She was referring to Morales's passion for boiling down the bodies of his enemies into a kind of stew after bodies were dumped in vats of acid from which only sets of stained teeth remained.
But he also engaged in dismemberment, beheadings and even public executions. Morales had an appetite for brutality, and in his mind, the bloodier the death of his foes, the better.
Yet for Morales, it wasn't all blood and gore. It was also business. Big business. Helped by his brother, he created an effective money-laundering scheme involving the buying and selling of quarter horses in Texas and Oklahoma, using millions of dollars earned in the drug trade.
The arrest of Morales was a huge feather in the cap of Mexico's president, Enrique Pena Nieto. He had campaigned partly on a pledge to adopt a new strategy to cripple the drug trade, an effort that had been started by his predecessor, Felipe Calderon.
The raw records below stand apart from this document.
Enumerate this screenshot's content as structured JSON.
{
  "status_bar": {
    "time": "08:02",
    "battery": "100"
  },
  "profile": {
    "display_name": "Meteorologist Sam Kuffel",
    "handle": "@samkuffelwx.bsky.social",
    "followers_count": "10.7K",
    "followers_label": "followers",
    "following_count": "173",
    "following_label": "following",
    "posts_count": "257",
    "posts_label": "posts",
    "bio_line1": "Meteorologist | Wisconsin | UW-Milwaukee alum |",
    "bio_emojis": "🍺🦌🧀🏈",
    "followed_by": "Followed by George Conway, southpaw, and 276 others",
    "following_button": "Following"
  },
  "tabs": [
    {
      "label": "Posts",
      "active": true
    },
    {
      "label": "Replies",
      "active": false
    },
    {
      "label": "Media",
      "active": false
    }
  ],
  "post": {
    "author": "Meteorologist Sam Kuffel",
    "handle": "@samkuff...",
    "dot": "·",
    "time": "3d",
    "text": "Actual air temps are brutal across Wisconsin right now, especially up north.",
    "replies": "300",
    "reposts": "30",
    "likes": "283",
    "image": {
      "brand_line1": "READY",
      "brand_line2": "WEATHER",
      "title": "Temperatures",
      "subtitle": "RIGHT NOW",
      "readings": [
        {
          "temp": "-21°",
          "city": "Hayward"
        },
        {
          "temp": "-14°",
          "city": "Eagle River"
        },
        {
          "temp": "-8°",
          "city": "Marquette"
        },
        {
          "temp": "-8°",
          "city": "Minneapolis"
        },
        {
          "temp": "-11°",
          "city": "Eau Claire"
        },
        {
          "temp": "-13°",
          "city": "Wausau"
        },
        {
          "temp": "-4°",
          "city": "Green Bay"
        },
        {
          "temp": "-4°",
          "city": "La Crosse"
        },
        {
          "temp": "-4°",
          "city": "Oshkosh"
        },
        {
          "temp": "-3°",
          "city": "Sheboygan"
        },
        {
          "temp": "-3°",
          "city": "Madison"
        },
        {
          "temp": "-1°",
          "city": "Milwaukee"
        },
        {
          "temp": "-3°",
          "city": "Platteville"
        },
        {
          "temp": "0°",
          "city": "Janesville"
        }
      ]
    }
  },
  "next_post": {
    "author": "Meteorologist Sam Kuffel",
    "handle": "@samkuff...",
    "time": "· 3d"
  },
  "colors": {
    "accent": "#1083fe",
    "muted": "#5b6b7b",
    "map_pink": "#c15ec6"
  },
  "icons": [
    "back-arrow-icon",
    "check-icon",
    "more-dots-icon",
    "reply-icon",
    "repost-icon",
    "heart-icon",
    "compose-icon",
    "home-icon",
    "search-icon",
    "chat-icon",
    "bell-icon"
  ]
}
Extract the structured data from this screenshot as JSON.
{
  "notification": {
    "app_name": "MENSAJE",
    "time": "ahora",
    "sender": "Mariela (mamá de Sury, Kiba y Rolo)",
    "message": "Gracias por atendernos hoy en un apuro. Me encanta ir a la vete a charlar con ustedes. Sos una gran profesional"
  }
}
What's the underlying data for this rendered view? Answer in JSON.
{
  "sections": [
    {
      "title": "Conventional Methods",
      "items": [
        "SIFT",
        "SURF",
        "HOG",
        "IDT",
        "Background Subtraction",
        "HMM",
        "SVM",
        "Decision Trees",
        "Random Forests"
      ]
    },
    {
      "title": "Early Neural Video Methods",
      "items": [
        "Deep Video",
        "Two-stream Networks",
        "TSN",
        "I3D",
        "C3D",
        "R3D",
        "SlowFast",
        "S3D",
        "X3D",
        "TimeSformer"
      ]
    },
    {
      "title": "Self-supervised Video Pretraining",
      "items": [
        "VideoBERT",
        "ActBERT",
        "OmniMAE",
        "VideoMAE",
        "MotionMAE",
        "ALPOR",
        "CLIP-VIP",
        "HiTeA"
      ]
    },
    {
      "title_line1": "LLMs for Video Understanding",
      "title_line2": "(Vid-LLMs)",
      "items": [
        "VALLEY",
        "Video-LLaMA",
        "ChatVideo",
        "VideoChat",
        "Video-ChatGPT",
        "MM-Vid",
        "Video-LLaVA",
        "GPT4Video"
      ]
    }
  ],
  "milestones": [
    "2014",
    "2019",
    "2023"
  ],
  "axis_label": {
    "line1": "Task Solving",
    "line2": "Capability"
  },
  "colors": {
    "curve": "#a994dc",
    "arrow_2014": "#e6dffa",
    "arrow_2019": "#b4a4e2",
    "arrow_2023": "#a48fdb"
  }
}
Reportedly, the arrest resulted from at least eight months of detailed intelligence work and, according to reports, help from at least one informer close enough to Morales to know the details of his travel schedule.
For years, Americans have been appalled by the reports of brutal violence so often attributed to Mexico's warring drug cartels. The competing gangs are merciless in their pursuit of market domination. And that brings us to the all-important question: Exactly what is the market for their products?
We all know the answer. The main market is the United States. If the American appetite for illegal drugs wasn't so huge, the profits from drug trafficking would plummet. The cartels and their supporters might turn to other crime, but it's doubtful they'd find anything as lucrative as peddling drugs to their customers north of the border.
Just the other day, the coroner in Vancouver, B.C., disclosed that popular television actor Cory Monteith's death, at age 31, was due to an overdose of heroin and alcohol. Directly or indirectly, Monteith would appear to have been a customer of the drug dealers, such as Morales, who so often indulge in brutal behavior to gain market superiority.
How many other customers are there in North America? And do they ever suffer any pangs of conscience over the horrible killings that are associated with the illegal commerce that fuels their appetite for these drugs?
According to Friday's New York Times, 21 people died from heroin use in Maine last year, three times as many as in 2011. Similarly, New Hampshire recorded 40 deaths from heroin overdoses, while in Vermont, the Health Department reported 914 people were treated for heroin abuse last year, an increase of almost 40 percent in one year. The heroin came through Mexico.
Americans can have honest disagreements about the effectiveness and even the wisdom of the long-standing war on drugs, but while so much attention is being paid to the likes of Morales and other ruthless thugs, we need to also look to the consumers.
Without them, these cartels would be out of business.